"Well, it all goes back to the destiny thing," he said. "I made a bargain with it a long time ago, and I'm holding up my end."

"What was your bargain?" Bradley asked.

"To get to where I am now."

"Should I ask who you made the bargain with?"

"With the chief commander."

"Of this Earth?"

"Of this Earth and the world we cannot see," Dylan responded with a laugh.

Dylan grew up in a modest, Midwestern, Jewish home, and his songwriting career reflects a profound understanding of religious tenets. Websites galore - including the very whimsical "Tangled Up in Jews," a reference to a classic 1974 song - have chronicled Dylan's connections to Judaism as exemplified by religious themes in his songs.

While preserving the "holiness" of American roots music, Dylan has constantly expanded his musical oeuvre. He treats traditional music as powerfully as he does a religious hymn. "I find the religiosity and philosophy in the music," Dylan told Newsweek in 1997. "I've learned more from the songs than I've learned from any kind of entity. The songs are my lexicon. I believe the songs."

Dylan's 2012 album Tempest is one example. While the album may have bordered on the macabre, it also deals with the fragility of human experience and the unpredictability of fate. Spiritually, Dylan seeks clarity in an otherwise chaotic, dangerous, and unpredictable world, something he has been wrestling with his whole music career.
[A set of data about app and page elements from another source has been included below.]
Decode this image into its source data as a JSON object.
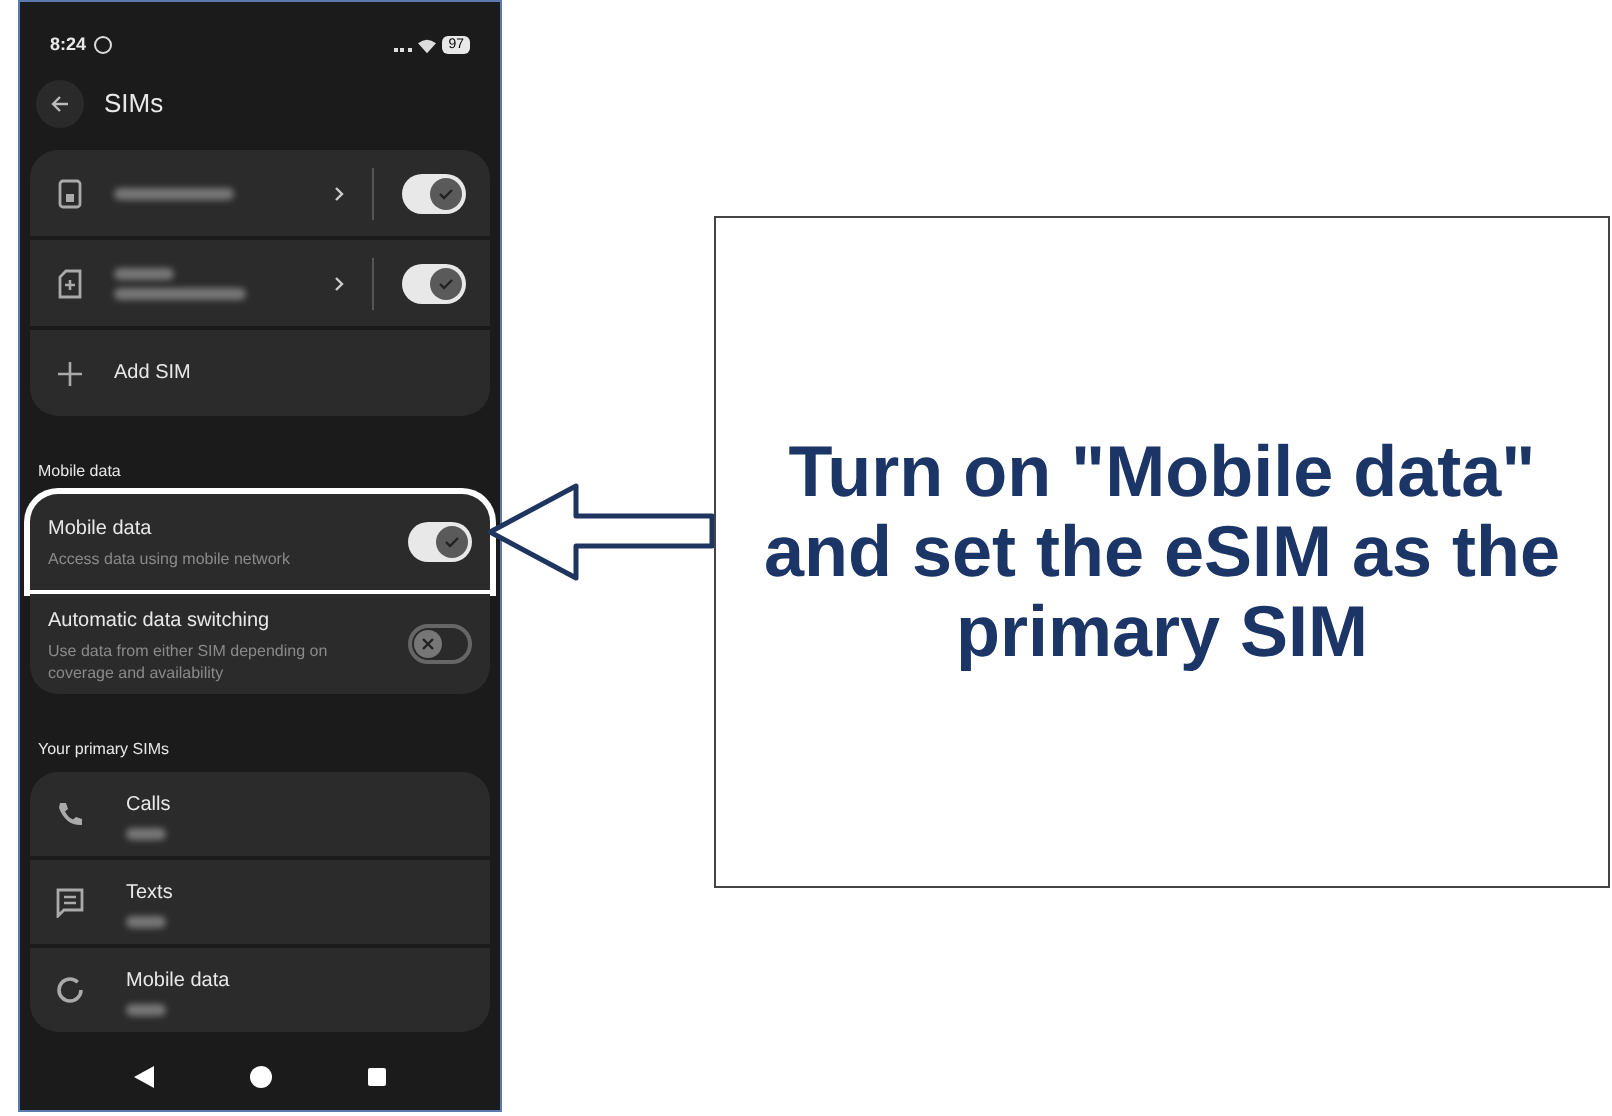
{
  "status_bar": {
    "time": "8:24",
    "battery": "97"
  },
  "header": {
    "title": "SIMs"
  },
  "sims": [
    {
      "kind": "physical",
      "on": true,
      "subtitle": false
    },
    {
      "kind": "esim",
      "on": true,
      "subtitle": true
    },
    {
      "kind": "add",
      "label": "Add SIM"
    }
  ],
  "mobile_data": {
    "heading": "Mobile data",
    "rows": [
      {
        "title": "Mobile data",
        "subtitle": "Access data using mobile network",
        "on": true,
        "highlighted": true
      },
      {
        "title": "Automatic data switching",
        "subtitle": "Use data from either SIM depending on coverage and availability",
        "on": false,
        "highlighted": false
      }
    ]
  },
  "primary_sims": {
    "heading": "Your primary SIMs",
    "items": [
      {
        "kind": "calls",
        "label": "Calls"
      },
      {
        "kind": "texts",
        "label": "Texts"
      },
      {
        "kind": "data",
        "label": "Mobile data"
      }
    ]
  },
  "callout": {
    "text": "Turn on \"Mobile data\" and set the eSIM as the primary SIM"
  }
}
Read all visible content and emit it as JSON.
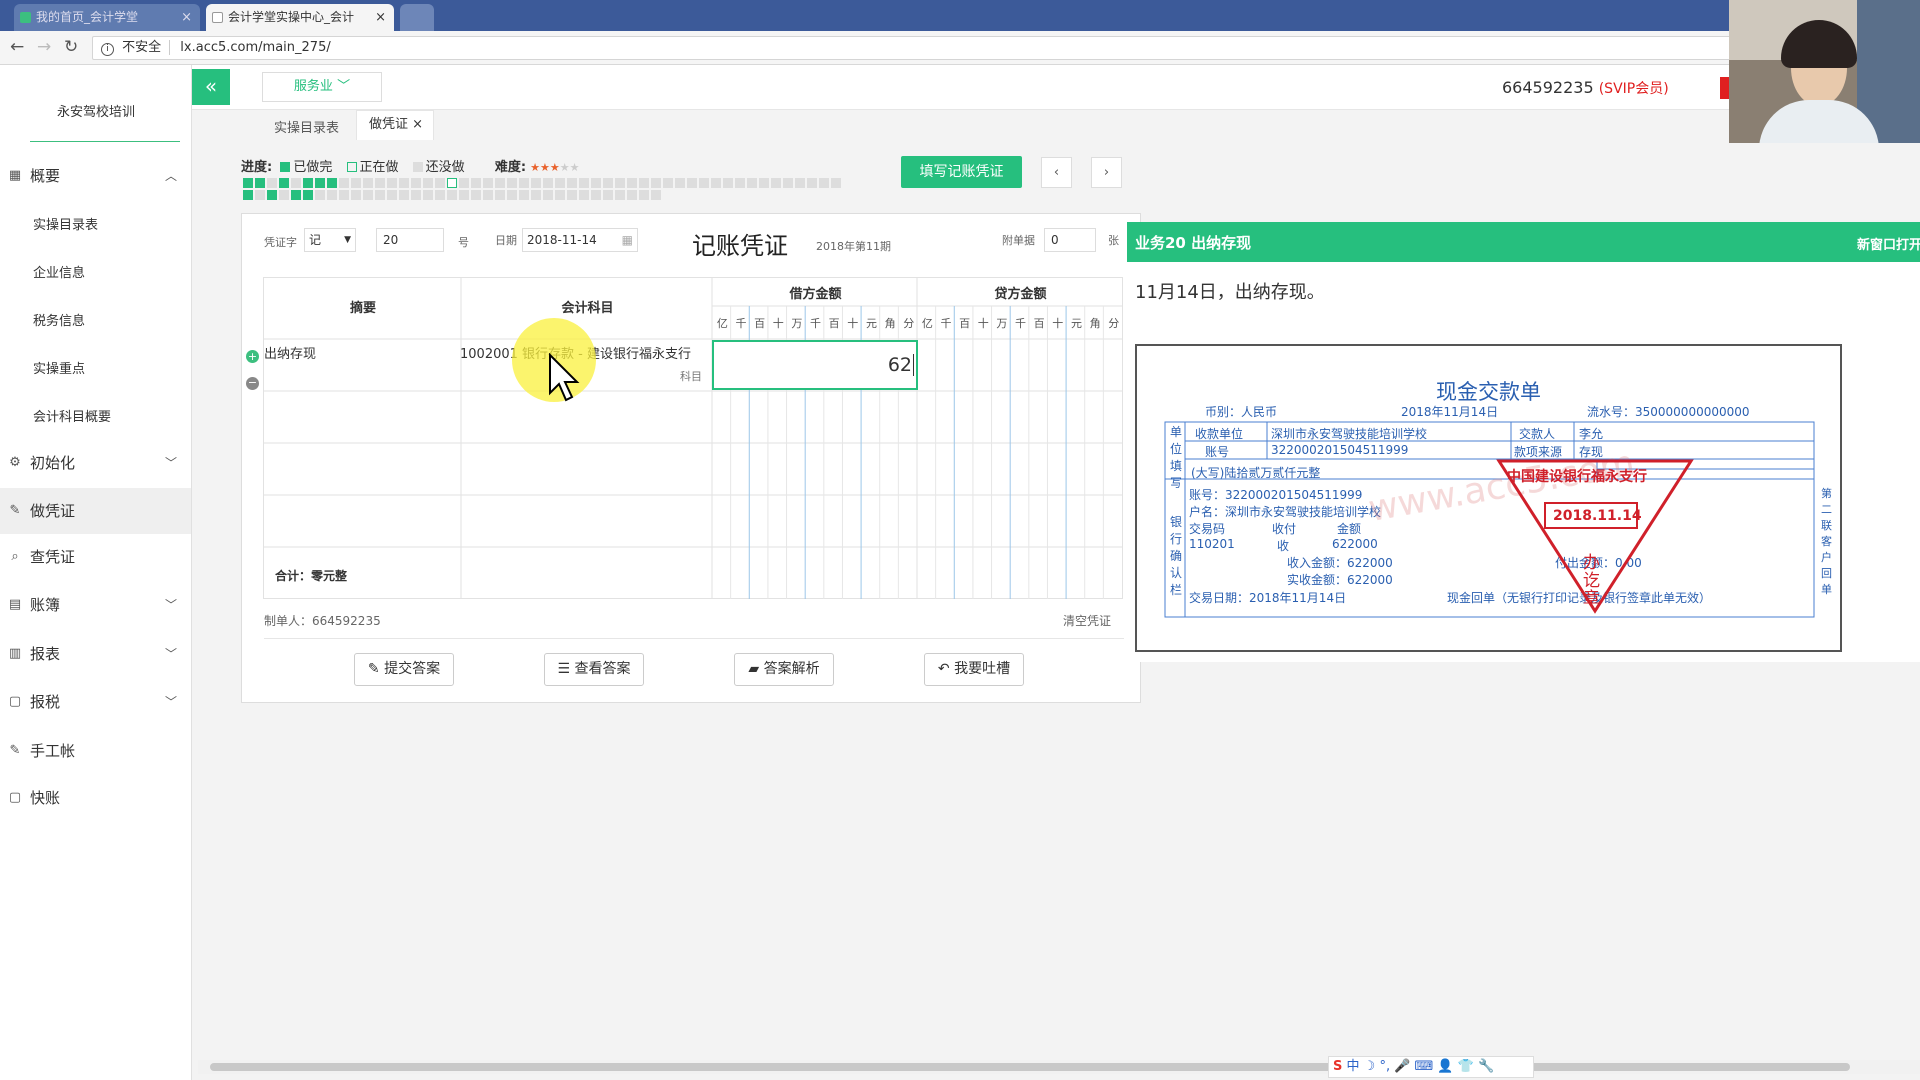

He showed his own unpredictability by crooning a jazz standard made famous by Sinatra more than 70 years ago on Letterman. The lyrics come across as something Dylan might have written; it is a song filled with world-weariness and a tinge of wistfulness:

I heard the song of the spheres

Like a minor lament in my ears

I hadn't the heart left to pray

The night we called it a day

Soft through the dark

The hoot of an owl in the sky

Sad though his song

No bluer was he than I

The moon went down stars were gone

But the sun didn't rise with the dawn

There wasn't a thing left to say

The night we called it a day.

In Sinatra, Dylan has found just the singer to exhibit another side of himself: a towering, contradictory, and uncompromising artist. Jakob Dylan once revealed that walking through his father's house would be like sauntering through a historical music museum. One would scarcely be able to find his many Grammy or other music awards.

For Dylan, success is measured by productivity, living up to his true potential, and honing his craft. "We all have our special gift," he sang in his 1968 ballad "Dear Landlord." Even in Martin Scorsese's documentary of his early career, No Direction Home, Dylan billed himself as a "musical expeditionary."

Dylan probed deep within the foundation of American roots music in his 2009 album Together Through Life. There he gave homage to the varied singers of Chicago's Chess Records, which specialized in rhythm and blues, gospel, and early rock-and-roll. In concerts these days, Dylan often sounds like Muddy Waters or the Mississippi Delta bluesmen he idolized as a youth.

It's worth noting that Dylan's exploration of art doesn't stop with music. He is an accomplished artistic welder, painter, and craftsman. His art exhibitions, popularized by "The Drawn Blank Series," which he began in earnest in the early 1990s, have drawn attention worldwide.

Above all, of course, Dylan will continue to be admired as a timeless - and tireless - performer who resolutely maintains a high level of artistic integrity. As he navigates to all corners of the globe, like the roving minstrel he is, one thing remains resolute: this learned Romantic and Beat poet is indeed the master of song. Dylan remains the preeminent purveyor of American roots music, largely stimulated by a strong spiritual understanding of the world.